The melodies are sparsely arranged, with Arijit’s voice front-and-center; fortunately, when paired with the compelling turns of phrases in the lyrics, they escape the trap of the Arijit saturation. The title track is gorgeous and ruminative, although it sometimes veers towards the melodramatic. The standout Channa Mereya, however, remains one of the most subtly devastating tracks in recent memory, the vocals betraying the deep sorrow beneath the pretense of acceptance, and Amitabh’s lyrics ripping out the heartstrings. Bulleya, on the other hand, is an extremely memorable, Sufi rock-influenced ode to love and one of its foremost proponents, Sufi poet Bulleh Shah, that also acts as a tour-de-force for Amit Mishra’s vocals.  Cutiepie and Breakup Song, meanwhile, are nothing if not fun, with production guaranteed to get you grooving.

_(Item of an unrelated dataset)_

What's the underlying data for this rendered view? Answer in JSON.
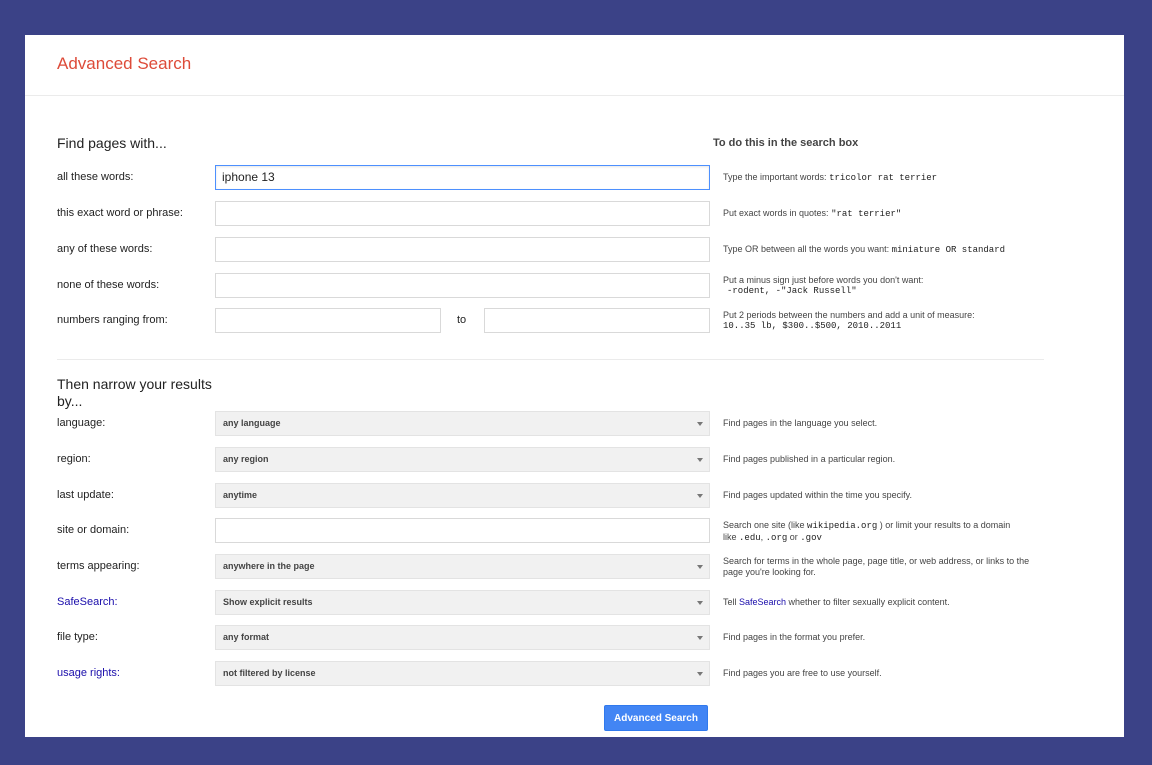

As a whole, ADHM is a powerful run through the gamut of emotions sure to be present in a KJo movie – good or bad. Luckily, these songs work just as well without the context, in one of the year’s most musically stunning Bollywood releases.

Listen to: Channa Mereya, Bulleya

Favourite Albums of 2016: Special Mentions